However, it will take another 19 years for the Boston Public Library (pictured below) to open.
What took so long?
The process began in 1839, when Frenchman Alexandre Vattemare suggested that all of Boston’s libraries combine themselves into one institution for the benefit of the public. Most small libraries weren’t interested in the idea. So Vattemare had large bundles of books sent from Paris — in 1843 and 1847 — to build the collection. Boston Mayor Josiah Quincy, Jr. donated $5,000 to begin the funding process.
But what jumpstarted the campaign was the death of John Jacob Astor in 1848. The German immigrant, who at his death was the wealthiest man in America, bequeathed $400,000 to create the Astor Library in New York. It opened its doors in 1849 in the building which is now the home of The New York Shakespeare Festival’s Joseph Papp Public Theater. Although the books did not circulate and hours were limited, it was a major resource for reference and research.
Soon after, Boston Mayor Benjamin Seaver revved up the process to open the public library in Beantown. He recommended to the city council that a librarian be appointed. Edward Capen landed the job. To house the collection, a former schoolhouse located on Mason Street was selected as the library’s first home.
On March 20, 1854, the Reading Room of the Boston Public Library officially opened to the public.
Words of Wisdom for April 9, 2017
“The public library is in every sense an institutional descendant of the social library, but in its governmental relationships it represents an innovation. At Salisbury and Lexington municipal support was introduced to strengthen existing social libraries, but at Peterborough, New Hampshire, in 1833, a library was established which from the beginning was truly a public institution and in all its relationships to the community was remarkably like the public library of today. The significance of the Peterborough Town Library, then, lies less in its primacy than in its modernity.”

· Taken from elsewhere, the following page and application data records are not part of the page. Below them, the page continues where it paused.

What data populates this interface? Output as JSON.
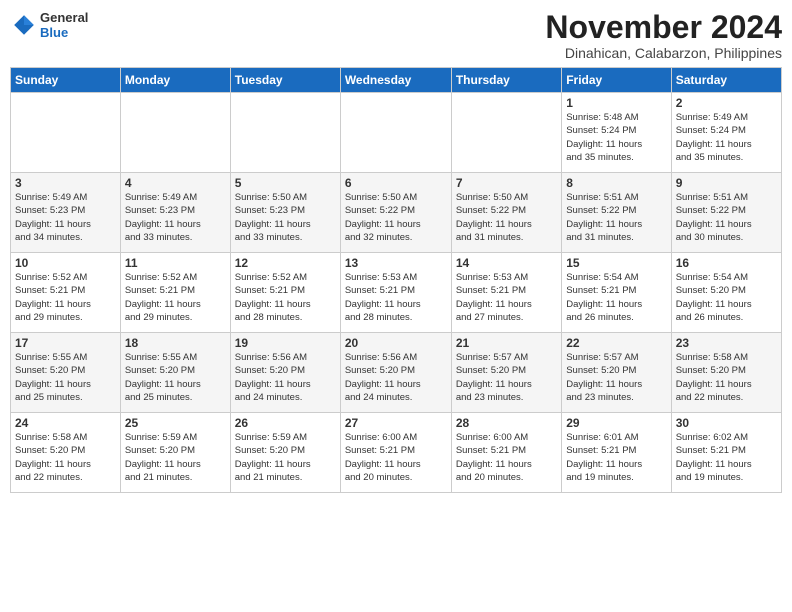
{
  "header": {
    "logo": {
      "general": "General",
      "blue": "Blue"
    },
    "title": "November 2024",
    "subtitle": "Dinahican, Calabarzon, Philippines"
  },
  "weekdays": [
    "Sunday",
    "Monday",
    "Tuesday",
    "Wednesday",
    "Thursday",
    "Friday",
    "Saturday"
  ],
  "weeks": [
    [
      {
        "day": "",
        "info": ""
      },
      {
        "day": "",
        "info": ""
      },
      {
        "day": "",
        "info": ""
      },
      {
        "day": "",
        "info": ""
      },
      {
        "day": "",
        "info": ""
      },
      {
        "day": "1",
        "info": "Sunrise: 5:48 AM\nSunset: 5:24 PM\nDaylight: 11 hours\nand 35 minutes."
      },
      {
        "day": "2",
        "info": "Sunrise: 5:49 AM\nSunset: 5:24 PM\nDaylight: 11 hours\nand 35 minutes."
      }
    ],
    [
      {
        "day": "3",
        "info": "Sunrise: 5:49 AM\nSunset: 5:23 PM\nDaylight: 11 hours\nand 34 minutes."
      },
      {
        "day": "4",
        "info": "Sunrise: 5:49 AM\nSunset: 5:23 PM\nDaylight: 11 hours\nand 33 minutes."
      },
      {
        "day": "5",
        "info": "Sunrise: 5:50 AM\nSunset: 5:23 PM\nDaylight: 11 hours\nand 33 minutes."
      },
      {
        "day": "6",
        "info": "Sunrise: 5:50 AM\nSunset: 5:22 PM\nDaylight: 11 hours\nand 32 minutes."
      },
      {
        "day": "7",
        "info": "Sunrise: 5:50 AM\nSunset: 5:22 PM\nDaylight: 11 hours\nand 31 minutes."
      },
      {
        "day": "8",
        "info": "Sunrise: 5:51 AM\nSunset: 5:22 PM\nDaylight: 11 hours\nand 31 minutes."
      },
      {
        "day": "9",
        "info": "Sunrise: 5:51 AM\nSunset: 5:22 PM\nDaylight: 11 hours\nand 30 minutes."
      }
    ],
    [
      {
        "day": "10",
        "info": "Sunrise: 5:52 AM\nSunset: 5:21 PM\nDaylight: 11 hours\nand 29 minutes."
      },
      {
        "day": "11",
        "info": "Sunrise: 5:52 AM\nSunset: 5:21 PM\nDaylight: 11 hours\nand 29 minutes."
      },
      {
        "day": "12",
        "info": "Sunrise: 5:52 AM\nSunset: 5:21 PM\nDaylight: 11 hours\nand 28 minutes."
      },
      {
        "day": "13",
        "info": "Sunrise: 5:53 AM\nSunset: 5:21 PM\nDaylight: 11 hours\nand 28 minutes."
      },
      {
        "day": "14",
        "info": "Sunrise: 5:53 AM\nSunset: 5:21 PM\nDaylight: 11 hours\nand 27 minutes."
      },
      {
        "day": "15",
        "info": "Sunrise: 5:54 AM\nSunset: 5:21 PM\nDaylight: 11 hours\nand 26 minutes."
      },
      {
        "day": "16",
        "info": "Sunrise: 5:54 AM\nSunset: 5:20 PM\nDaylight: 11 hours\nand 26 minutes."
      }
    ],
    [
      {
        "day": "17",
        "info": "Sunrise: 5:55 AM\nSunset: 5:20 PM\nDaylight: 11 hours\nand 25 minutes."
      },
      {
        "day": "18",
        "info": "Sunrise: 5:55 AM\nSunset: 5:20 PM\nDaylight: 11 hours\nand 25 minutes."
      },
      {
        "day": "19",
        "info": "Sunrise: 5:56 AM\nSunset: 5:20 PM\nDaylight: 11 hours\nand 24 minutes."
      },
      {
        "day": "20",
        "info": "Sunrise: 5:56 AM\nSunset: 5:20 PM\nDaylight: 11 hours\nand 24 minutes."
      },
      {
        "day": "21",
        "info": "Sunrise: 5:57 AM\nSunset: 5:20 PM\nDaylight: 11 hours\nand 23 minutes."
      },
      {
        "day": "22",
        "info": "Sunrise: 5:57 AM\nSunset: 5:20 PM\nDaylight: 11 hours\nand 23 minutes."
      },
      {
        "day": "23",
        "info": "Sunrise: 5:58 AM\nSunset: 5:20 PM\nDaylight: 11 hours\nand 22 minutes."
      }
    ],
    [
      {
        "day": "24",
        "info": "Sunrise: 5:58 AM\nSunset: 5:20 PM\nDaylight: 11 hours\nand 22 minutes."
      },
      {
        "day": "25",
        "info": "Sunrise: 5:59 AM\nSunset: 5:20 PM\nDaylight: 11 hours\nand 21 minutes."
      },
      {
        "day": "26",
        "info": "Sunrise: 5:59 AM\nSunset: 5:20 PM\nDaylight: 11 hours\nand 21 minutes."
      },
      {
        "day": "27",
        "info": "Sunrise: 6:00 AM\nSunset: 5:21 PM\nDaylight: 11 hours\nand 20 minutes."
      },
      {
        "day": "28",
        "info": "Sunrise: 6:00 AM\nSunset: 5:21 PM\nDaylight: 11 hours\nand 20 minutes."
      },
      {
        "day": "29",
        "info": "Sunrise: 6:01 AM\nSunset: 5:21 PM\nDaylight: 11 hours\nand 19 minutes."
      },
      {
        "day": "30",
        "info": "Sunrise: 6:02 AM\nSunset: 5:21 PM\nDaylight: 11 hours\nand 19 minutes."
      }
    ]
  ]
}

— The Peterborough Town Library was officially approved at a town meeting; this is what resident Jesse H. Shera said of the April 9, 1833 event.